Together Mr. Northcott, Mr. Rusczyk and a few others picked enough wet hops to merit them their own beer, and the first Hopps Farm Road Pale Ale was brewed three years ago at Offshore.
Mr. Atkins said using wet hops gives the beer a grassy flavor and is not a typical brewing technique. Normally brewers dry the hops, which not only concentrates the flavor but allows them to be used over time. Once picked, wet hops have to be used immediately to avoid molding, making the Offshore pale ale a once-a-year seasonal beer, as wet hops typically are harvested in August and September.
By the end of Wednesday the men had plucked 60 one-gallon buckets of hop flowers, which would be refrigerated overnight. On Thursday afternoon Mr. Atkins would start the brewing process. To make the Hopps Farm Pale Ale, Mr. Atkins adds the hops into the mash-in with the grain. The he runs the mixture into the kettle and boils it for 60 minutes, adding more wet hops every 10 minutes or so.
“The longer the hops boil, the more bitterness you get,” he said.
Last, he runs the boiling water through a big steel basket full of even more hops before the mixture is drastically cooled.
“Then it goes into the fermenter and I add the yeast,” Mr. Atkins said. “Then I go home.”
In about two weeks the beer will be finished fermenting and ready for serving. But come quick, because last year’s batch only lasted for two weeks.
One batch of beer makes 10 barrels, or 310 gallons of beer. That may seem like a lot of beer for 14 days, but it’s the only beer at Offshore that uses Island-grown hops.

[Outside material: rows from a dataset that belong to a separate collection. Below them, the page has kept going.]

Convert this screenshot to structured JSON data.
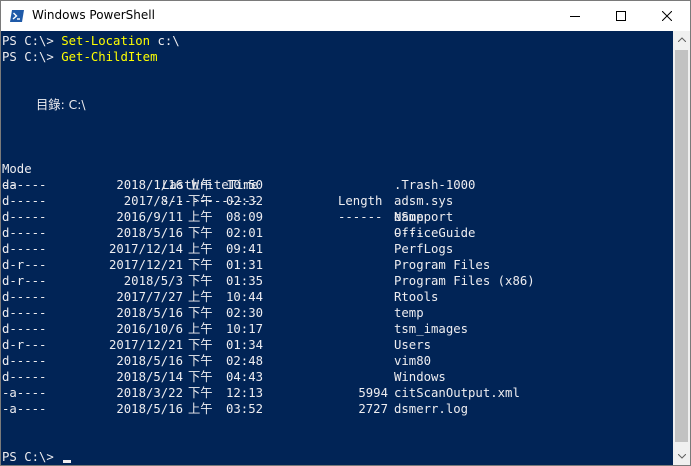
{
  "window": {
    "title": "Windows PowerShell",
    "min_icon": "minimize-icon",
    "max_icon": "maximize-icon",
    "close_icon": "close-icon"
  },
  "colors": {
    "console_bg": "#012456",
    "console_text": "#eeedf0",
    "command_text": "#ffff00"
  },
  "console": {
    "prompt": "PS C:\\> ",
    "commands": [
      {
        "prompt": "PS C:\\> ",
        "cmd": "Set-Location",
        "arg": " c:\\"
      },
      {
        "prompt": "PS C:\\> ",
        "cmd": "Get-ChildItem",
        "arg": ""
      }
    ],
    "directory_label": "目錄: C:\\",
    "headers": {
      "mode": "Mode",
      "lastwritetime": "LastWriteTime",
      "length": "Length",
      "name": "Name"
    },
    "underlines": {
      "mode": "----",
      "lastwritetime": "-------------",
      "length": "------",
      "name": "----"
    },
    "rows": [
      {
        "mode": "da----",
        "date": "2018/1/16",
        "ampm": "上午",
        "time": "10:50",
        "length": "",
        "name": ".Trash-1000"
      },
      {
        "mode": "d-----",
        "date": "2017/8/1",
        "ampm": "下午",
        "time": "02:32",
        "length": "",
        "name": "adsm.sys"
      },
      {
        "mode": "d-----",
        "date": "2016/9/11",
        "ampm": "上午",
        "time": "08:09",
        "length": "",
        "name": "eSupport"
      },
      {
        "mode": "d-----",
        "date": "2018/5/16",
        "ampm": "下午",
        "time": "02:01",
        "length": "",
        "name": "OfficeGuide"
      },
      {
        "mode": "d-----",
        "date": "2017/12/14",
        "ampm": "上午",
        "time": "09:41",
        "length": "",
        "name": "PerfLogs"
      },
      {
        "mode": "d-r---",
        "date": "2017/12/21",
        "ampm": "下午",
        "time": "01:31",
        "length": "",
        "name": "Program Files"
      },
      {
        "mode": "d-r---",
        "date": "2018/5/3",
        "ampm": "下午",
        "time": "01:35",
        "length": "",
        "name": "Program Files (x86)"
      },
      {
        "mode": "d-----",
        "date": "2017/7/27",
        "ampm": "上午",
        "time": "10:44",
        "length": "",
        "name": "Rtools"
      },
      {
        "mode": "d-----",
        "date": "2018/5/16",
        "ampm": "下午",
        "time": "02:30",
        "length": "",
        "name": "temp"
      },
      {
        "mode": "d-----",
        "date": "2016/10/6",
        "ampm": "上午",
        "time": "10:17",
        "length": "",
        "name": "tsm_images"
      },
      {
        "mode": "d-r---",
        "date": "2017/12/21",
        "ampm": "下午",
        "time": "01:34",
        "length": "",
        "name": "Users"
      },
      {
        "mode": "d-----",
        "date": "2018/5/16",
        "ampm": "下午",
        "time": "02:48",
        "length": "",
        "name": "vim80"
      },
      {
        "mode": "d-----",
        "date": "2018/5/14",
        "ampm": "下午",
        "time": "04:43",
        "length": "",
        "name": "Windows"
      },
      {
        "mode": "-a----",
        "date": "2018/3/22",
        "ampm": "下午",
        "time": "12:13",
        "length": "5994",
        "name": "citScanOutput.xml"
      },
      {
        "mode": "-a----",
        "date": "2018/5/16",
        "ampm": "上午",
        "time": "03:52",
        "length": "2727",
        "name": "dsmerr.log"
      }
    ],
    "final_prompt": "PS C:\\> "
  }
}
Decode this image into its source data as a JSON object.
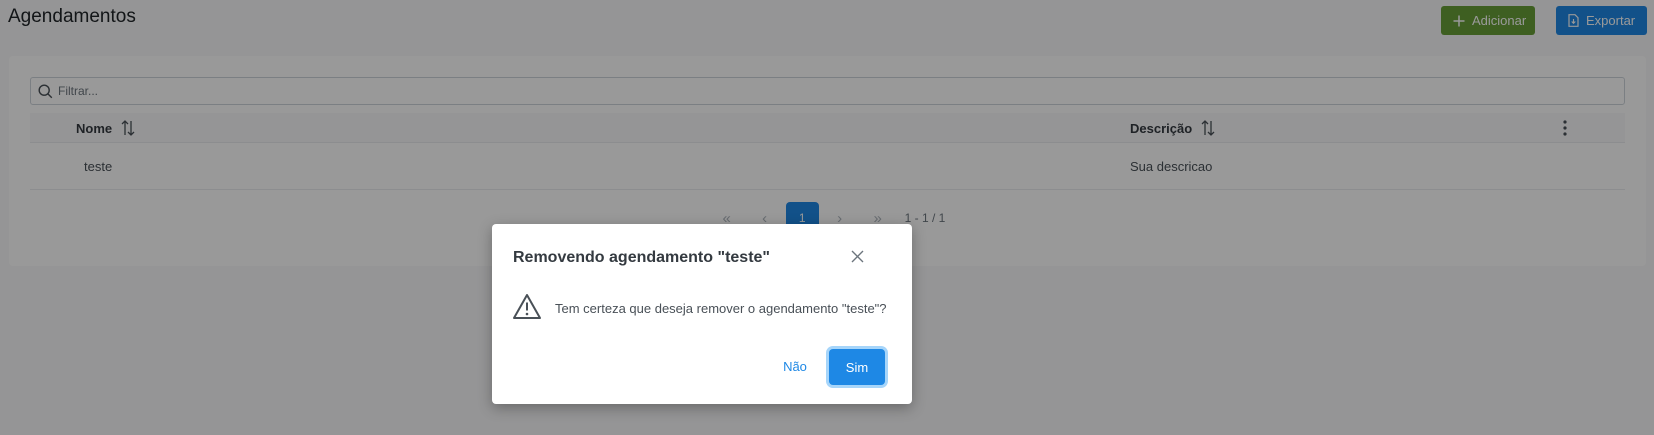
{
  "page": {
    "title": "Agendamentos"
  },
  "toolbar": {
    "add_label": "Adicionar",
    "export_label": "Exportar",
    "add_icon": "plus-icon",
    "export_icon": "file-export-icon",
    "add_color": "#689f38",
    "export_color": "#1e88e5"
  },
  "filter": {
    "placeholder": "Filtrar...",
    "value": ""
  },
  "table": {
    "columns": [
      {
        "label": "Nome"
      },
      {
        "label": "Descrição"
      }
    ],
    "rows": [
      {
        "name": "teste",
        "description": "Sua descricao"
      }
    ]
  },
  "pagination": {
    "current_page": "1",
    "info": "1 - 1 / 1"
  },
  "dialog": {
    "title": "Removendo agendamento \"teste\"",
    "message": "Tem certeza que deseja remover o agendamento \"teste\"?",
    "no_label": "Não",
    "yes_label": "Sim",
    "icon": "warning-triangle-icon"
  }
}
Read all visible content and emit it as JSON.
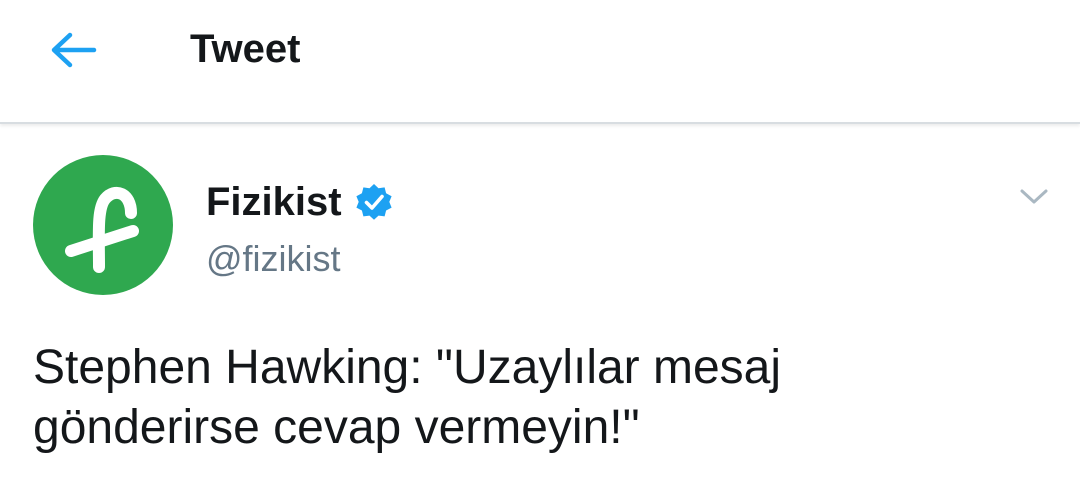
{
  "header": {
    "title": "Tweet",
    "back_icon": "arrow-left-icon",
    "accent_color": "#1da1f2"
  },
  "tweet": {
    "author": {
      "display_name": "Fizikist",
      "handle": "@fizikist",
      "verified": true,
      "avatar_color": "#2fa84f",
      "avatar_icon": "fizikist-logo-icon"
    },
    "menu_icon": "chevron-down-icon",
    "text": "Stephen Hawking: \"Uzaylılar mesaj\ngönderirse cevap vermeyin!\""
  }
}
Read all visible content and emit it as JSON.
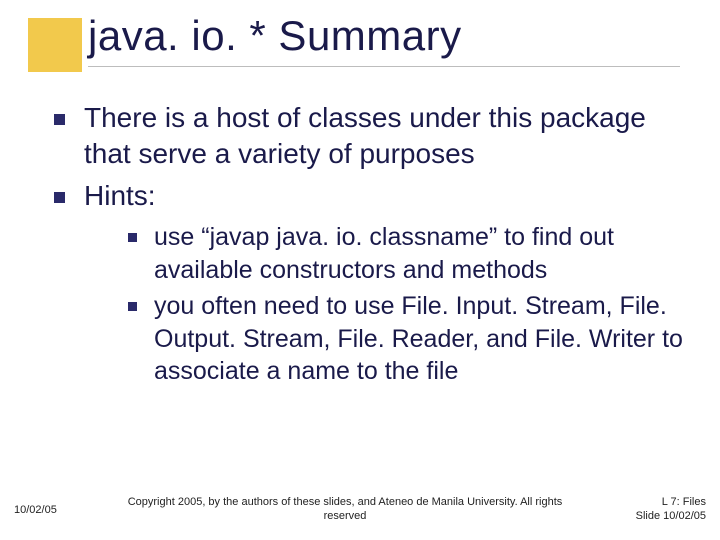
{
  "title": "java. io. * Summary",
  "bullets": [
    {
      "text": "There is a host of classes under this package that serve a variety of purposes"
    },
    {
      "text": "Hints:",
      "children": [
        {
          "text": "use “javap java. io. classname” to find out available constructors and methods"
        },
        {
          "text": "you often need to use File. Input. Stream, File. Output. Stream, File. Reader, and File. Writer to associate a name to the file"
        }
      ]
    }
  ],
  "footer": {
    "left": "10/02/05",
    "center": "Copyright 2005, by the authors of these slides, and Ateneo de Manila University. All rights reserved",
    "right_line1": "L 7: Files",
    "right_line2": "Slide 10/02/05"
  }
}
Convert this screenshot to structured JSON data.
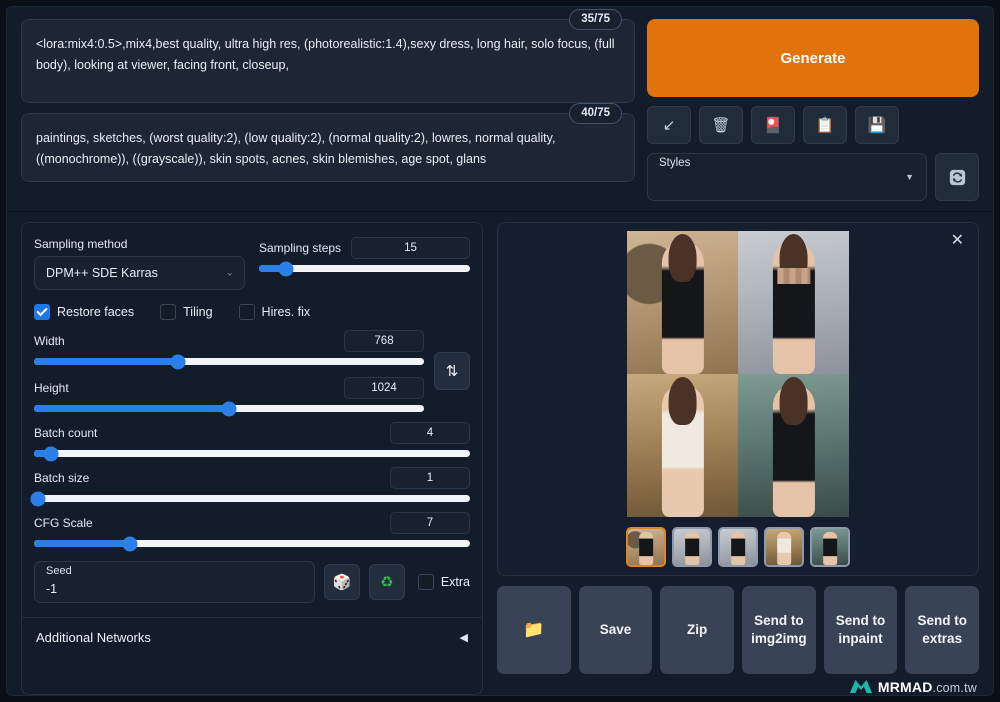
{
  "prompt": {
    "positive_text": "<lora:mix4:0.5>,mix4,best quality, ultra high res, (photorealistic:1.4),sexy dress, long hair, solo focus, (full body), looking at viewer, facing front, closeup,",
    "positive_counter": "35/75",
    "negative_text": "paintings, sketches, (worst quality:2), (low quality:2), (normal quality:2), lowres, normal quality, ((monochrome)), ((grayscale)), skin spots, acnes, skin blemishes, age spot, glans",
    "negative_counter": "40/75"
  },
  "generate": {
    "label": "Generate",
    "color": "#e2720a"
  },
  "toolbar": {
    "buttons": [
      {
        "name": "restore-progress-button",
        "icon": "↙"
      },
      {
        "name": "clear-prompt-button",
        "icon": "🗑"
      },
      {
        "name": "read-generation-params-button",
        "icon": "🎴"
      },
      {
        "name": "apply-style-button",
        "icon": "📋"
      },
      {
        "name": "save-style-button",
        "icon": "💾"
      }
    ]
  },
  "styles": {
    "label": "Styles",
    "value": "",
    "caret": "▼",
    "refresh_icon": "🔄"
  },
  "settings": {
    "sampling_method": {
      "label": "Sampling method",
      "value": "DPM++ SDE Karras",
      "caret": "⌄"
    },
    "sampling_steps": {
      "label": "Sampling steps",
      "value": "15",
      "percent": 13
    },
    "checkboxes": [
      {
        "label": "Restore faces",
        "checked": true
      },
      {
        "label": "Tiling",
        "checked": false
      },
      {
        "label": "Hires. fix",
        "checked": false
      }
    ],
    "width": {
      "label": "Width",
      "value": "768",
      "percent": 37
    },
    "height": {
      "label": "Height",
      "value": "1024",
      "percent": 50
    },
    "swap_icon": "⇅",
    "batch_count": {
      "label": "Batch count",
      "value": "4",
      "percent": 4
    },
    "batch_size": {
      "label": "Batch size",
      "value": "1",
      "percent": 1
    },
    "cfg_scale": {
      "label": "CFG Scale",
      "value": "7",
      "percent": 22
    },
    "seed": {
      "label": "Seed",
      "value": "-1",
      "dice_icon": "🎲",
      "recycle_icon": "♻",
      "extra_label": "Extra",
      "extra_checked": false
    },
    "additional_networks": {
      "label": "Additional Networks",
      "toggle_icon": "◀"
    }
  },
  "results": {
    "close_icon": "✕",
    "images": [
      {
        "name": "result-image-1",
        "alt": "woman in black gown in corridor"
      },
      {
        "name": "result-image-2",
        "alt": "woman in black bodysuit, censored"
      },
      {
        "name": "result-image-3",
        "alt": "woman in white dress in hallway"
      },
      {
        "name": "result-image-4",
        "alt": "woman in black dress by green door"
      }
    ],
    "thumbnails": [
      {
        "name": "thumbnail-1",
        "selected": true
      },
      {
        "name": "thumbnail-2",
        "selected": false
      },
      {
        "name": "thumbnail-3",
        "selected": false
      },
      {
        "name": "thumbnail-4",
        "selected": false
      },
      {
        "name": "thumbnail-5",
        "selected": false
      }
    ],
    "actions": [
      {
        "name": "open-folder-button",
        "label": "📁"
      },
      {
        "name": "save-button",
        "label": "Save"
      },
      {
        "name": "zip-button",
        "label": "Zip"
      },
      {
        "name": "send-to-img2img-button",
        "label": "Send to img2img"
      },
      {
        "name": "send-to-inpaint-button",
        "label": "Send to inpaint"
      },
      {
        "name": "send-to-extras-button",
        "label": "Send to extras"
      }
    ]
  },
  "watermark": {
    "brand": "MRMAD",
    "domain": ".com.tw",
    "logo_color": "#1fb6a8"
  }
}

“A lot of times I won’t drink the beer because I want the public to have it,” said Mr. Rusczyk. “Last year people called from off-Island and asked for a keg. But they said, ‘No, it’s just for the locals.”
At the end of the hop-picking session this week about 15 people showed up, conversation revolving mostly around the topic of the day: beer.
With a soft hop in his mouth, Mr. Rusczyk asked: “I wonder who thought of it, of putting hops in the beer . . . ”
He thinks, then decides that, like the rest of his hop story, “it was probably an accident.”